Why should I register Democrat instead of going with a third party?
This is a good question that deserves a serious answer. Without getting too complex, here is an explanation.
• The United States Congress has what is known as a single-member-district voting system. The winner of the elections in such systems is the one who gets the most votes, a plurality of votes. If the Blue Party gets 35 votes, the Purple Party gets 36, and the Red Party gets 29, the Purple Party gets the elected office. It’s a “winner-take-all” system; the other parties have no representation.
• Having elections set up this way tends to create an environment dominated by two parties, a regularity sometimes called “Duverger’s Law,” after the French political scientist who described it in the 1950s.
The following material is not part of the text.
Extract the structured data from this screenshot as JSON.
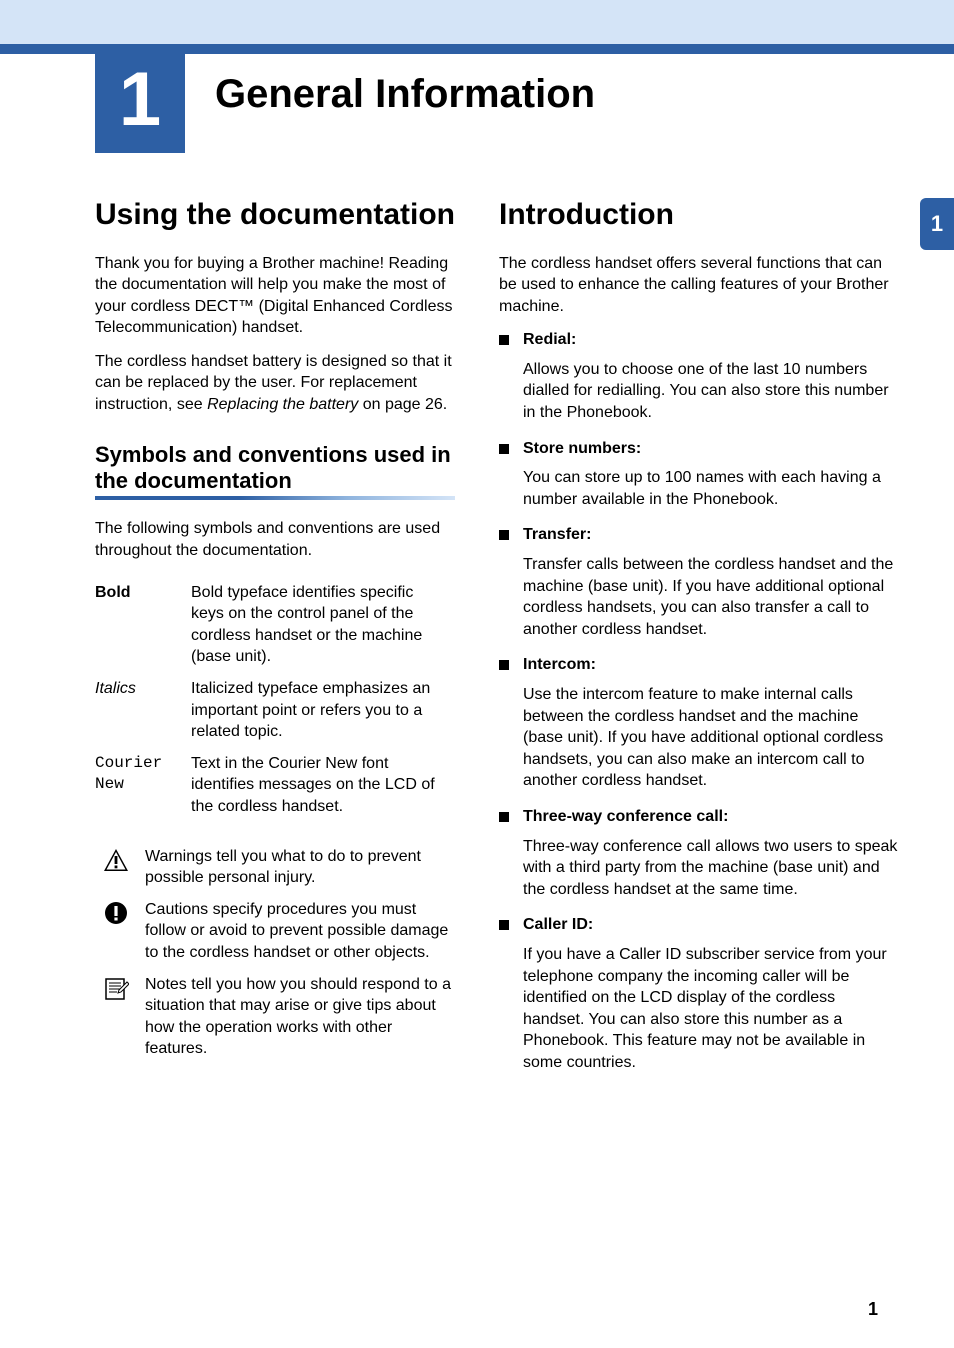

• Duverger contended that both candidates and voters cause this situation. Recognizing that a party can only win representation by coming out on top in a district election, politicians gravitate to the parties with a chance at victory. Voters also recognize that only the top two parties are really contenders, so they are reluctant to vote for parties that don’t stand a good chance of winning representation.
• In addition to the single-member-district elections, the United States has other electoral characteristics such as a presidential system and unlimited campaign spending that add to the dominance of the two parties. (In a presidential system, the head of government is also head of state, and the president leads an executive branch that is separate from the legislative branch.)
• The same factors that lead to two-party dominance in district elections are magnified in presidential campaigns and the two-party tendency becomes overwhelming. All but two of the states award their Electoral College votes in a winner-take-all fashion. (Each state receives Electoral College votes equal to that state’s representation in Congress. Maryland, for example, has eight congressional districts; each state sends two senators to the US Senate. Maryland, therefore, has 10 electoral votes that are cast in the presidential election.)
• It’s worth noting that third parties can influence elections. A third party can split votes off from one of the dominant parties, playing the role of “spoiler.” Voters casting ballots for such parties may contribute to victory of their least preferred party. And it’s true that a third party can also influence the agendas of the two dominant parties. They can provide a platform for important issues, even if the parties themselves don’t win the election.
In the United States, however, electoral victory by third parties is extremely rare at the local or state level. The last time a new 3rd party won the presidential election was in 1860 when President Abraham Lincoln won election as the Republican Party candidate. That victory was possible because the Democratic Party split in two over the issue of slavery.